Your goal =>
Search each line below for "supersecret", then return the lines where it appears.

• • • • • • •

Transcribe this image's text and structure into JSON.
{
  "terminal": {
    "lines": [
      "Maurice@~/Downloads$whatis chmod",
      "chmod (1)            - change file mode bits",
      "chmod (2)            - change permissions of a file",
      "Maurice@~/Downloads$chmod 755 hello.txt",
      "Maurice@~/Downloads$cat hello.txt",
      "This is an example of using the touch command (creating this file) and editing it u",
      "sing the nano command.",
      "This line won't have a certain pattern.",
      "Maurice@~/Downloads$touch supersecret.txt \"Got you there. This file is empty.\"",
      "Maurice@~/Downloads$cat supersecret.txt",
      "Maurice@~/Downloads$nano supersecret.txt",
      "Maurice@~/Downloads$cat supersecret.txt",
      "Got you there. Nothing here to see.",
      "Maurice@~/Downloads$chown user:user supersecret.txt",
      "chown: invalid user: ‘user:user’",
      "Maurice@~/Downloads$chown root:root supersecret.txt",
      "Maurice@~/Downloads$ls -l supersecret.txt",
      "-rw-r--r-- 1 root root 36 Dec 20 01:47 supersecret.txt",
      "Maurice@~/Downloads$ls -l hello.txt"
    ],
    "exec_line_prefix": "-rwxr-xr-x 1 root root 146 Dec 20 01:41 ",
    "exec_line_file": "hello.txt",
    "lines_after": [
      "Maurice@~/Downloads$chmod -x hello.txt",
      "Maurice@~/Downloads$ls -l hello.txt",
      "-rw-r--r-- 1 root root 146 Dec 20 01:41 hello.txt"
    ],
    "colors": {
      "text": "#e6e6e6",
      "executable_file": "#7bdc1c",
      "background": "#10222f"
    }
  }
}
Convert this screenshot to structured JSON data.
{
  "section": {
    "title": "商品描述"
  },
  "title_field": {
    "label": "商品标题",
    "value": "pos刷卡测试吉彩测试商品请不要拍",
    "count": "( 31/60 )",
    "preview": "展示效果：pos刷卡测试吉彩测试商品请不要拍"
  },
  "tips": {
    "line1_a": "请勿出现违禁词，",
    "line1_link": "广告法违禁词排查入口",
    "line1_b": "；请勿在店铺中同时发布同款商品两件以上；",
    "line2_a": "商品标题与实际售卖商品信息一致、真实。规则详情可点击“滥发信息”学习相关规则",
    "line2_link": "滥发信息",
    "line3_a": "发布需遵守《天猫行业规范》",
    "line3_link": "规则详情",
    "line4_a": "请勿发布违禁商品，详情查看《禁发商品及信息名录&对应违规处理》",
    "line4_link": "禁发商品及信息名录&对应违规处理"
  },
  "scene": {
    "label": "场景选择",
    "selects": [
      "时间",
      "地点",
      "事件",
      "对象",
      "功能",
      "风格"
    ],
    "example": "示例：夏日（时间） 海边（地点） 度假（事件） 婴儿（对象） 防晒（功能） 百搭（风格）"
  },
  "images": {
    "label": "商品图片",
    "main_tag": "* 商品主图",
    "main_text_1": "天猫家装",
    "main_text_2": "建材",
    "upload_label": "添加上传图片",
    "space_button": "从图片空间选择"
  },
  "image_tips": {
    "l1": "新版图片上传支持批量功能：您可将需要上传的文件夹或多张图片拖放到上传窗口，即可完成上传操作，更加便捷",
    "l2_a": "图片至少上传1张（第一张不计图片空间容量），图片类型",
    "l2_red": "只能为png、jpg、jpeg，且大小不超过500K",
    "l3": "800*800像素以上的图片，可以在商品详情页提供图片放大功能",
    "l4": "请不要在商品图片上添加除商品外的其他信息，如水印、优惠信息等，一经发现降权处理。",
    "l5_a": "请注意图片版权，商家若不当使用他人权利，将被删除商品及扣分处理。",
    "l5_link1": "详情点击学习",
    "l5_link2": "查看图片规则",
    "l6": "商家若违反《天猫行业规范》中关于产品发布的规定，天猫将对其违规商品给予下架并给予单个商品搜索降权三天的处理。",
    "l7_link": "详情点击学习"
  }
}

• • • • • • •

Task output =>
      "Maurice@~/Downloads$touch supersecret.txt \"Got you there. This file is empty.\"",
      "Maurice@~/Downloads$cat supersecret.txt",
      "Maurice@~/Downloads$nano supersecret.txt",
      "Maurice@~/Downloads$cat supersecret.txt",
      "Maurice@~/Downloads$chown user:user supersecret.txt",
      "Maurice@~/Downloads$chown root:root supersecret.txt",
      "Maurice@~/Downloads$ls -l supersecret.txt",
      "-rw-r--r-- 1 root root 36 Dec 20 01:47 supersecret.txt",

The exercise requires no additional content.